The Securities and Exchange Commission (SEC) has secured a final judgment against Stefan Qin, founder of Virgil Sigma Fund.
According to an order, signed by Judge Lorna G. Schofield of the New York Southern District Court on March 1, 2022, the defendant is permanently restrained and enjoined from violating, directly or indirectly, Section 10(b) of the Securities Exchange Act of 1934 (the “Exchange Act”), 15 U.S.C. § 78j(b), and Rule 10b-5 promulgated thereunder, 17 C.F.R. § 240.10b-5, by using any means or instrumentality of interstate commerce, or of the mails, or of any facility of any national securities exchange, in connection with the purchase or sale of any security, as further set forth herein.
Qin is also liable for disgorgement of $36,352,028 with pre-judgment interest thereon in the amount of $3,494,791, for a total of $39,846,819, representing net profits gained as a result of the conduct alleged in the SEC complaint.
This amount shall be deemed satisfied by: (1) Defendant’s relinquishment of all legal and equitable right, title, and interest in all properties, businesses, funds and assets currently controlled by the Court Appointed Receiver in this action, and all claims he might assert against the receivership estate; and, (2) the judgment, including the order of forfeiture of $54,793,532.14, entered against him in a related criminal case.
The complaint against Qin alleges that he has been engaged in a deceptive course of conduct, using materially false and misleading statements to investors and others, causing serious harm and the threat of further harm to two funds he controls, the Virgil Sigma Fund LP (the “Sigma Fund”) and the VQR Multistrategy Fund LP (the “VQR Fund”).
According to the Complaint, Qin has been his control and ownership of five entities, Virgil Technologies LLC, Montgomery Technologies LLC, Virgil Quantitative Research, LLC, Virgil Capital LLC, and VQR Partners LLC. He has perpetrated a scheme to lure investors into the two Funds, which are marketed as using algorithmic trading strategies involving cryptocurrencies, using false promises and assurances.
Qin, who at 19 founded the Sigma Fund and its managing entity, Virgil Capital, has consistently claimed since 2016 that his proprietary, market-neutral arbitrage trading strategy in cryptocurrencies uses more than 40 digital asset trading platforms around the world, and has achieved positive returns in every month except one.
The SEC’s Complaint also alleges that Qin and Virgil Capital prepared and provided to investors documentation for the Sigma Fund in 2019 that claimed the Fund held millions of dollars worth of digital assets at 39 trading platforms, including three of the largest U.S.-based platforms.

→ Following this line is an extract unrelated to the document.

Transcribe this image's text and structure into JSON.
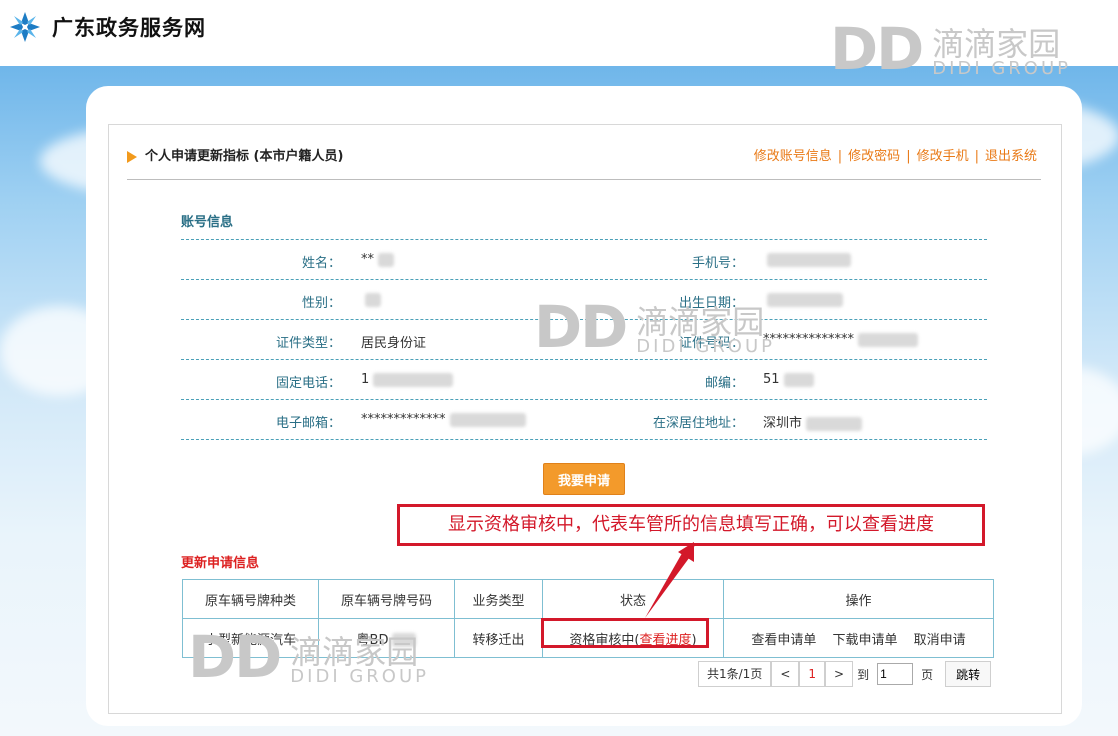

In reality, the Sigma Fund held no assets at any of those US-based platforms, and the purported platform account balances were fabricated.
Beginning in mid-2020, investors in the Sigma Fund were thwarted in their attempts to redeem their investments. Through a series of false and misleading devices, Qin convinced at least nine investors, whose interests totaled approximately $3.5 million, to “transfer” their investments from the Sigma Fund into the VQR Fund.
However, the transfers never materialized and Qin has used excuses and falsehoods directed at investors, and the separate personnel who operate the VQR Fund, to evade any explanation for where the investors’ assets are.
In December 2020, Qin sought the aid of his colleagues who manage the VQR Fund in Qin’s attempt to withdraw $1.7 million that he claimed he urgently needed to pay back loans to lenders he feared in China. When VQR Fund employees refused his efforts to withdraw investor assets, Qin made numerous admissions about his conduct, including having told “white lies” to investors to placate them.
At the same time, Qin has not relented from his attempts to withdraw assets from the VQR Fund which belong to investors.
By engaging in the conduct, Qin and the entities he controls have violated, and unless restrained and enjoined will continue to violate, the antifraud provisions of the Securities Act of 1933 and the Securities Exchange Act of 1934. The Entity Defendants also aided and abetted Qin’s violations of the same provisions.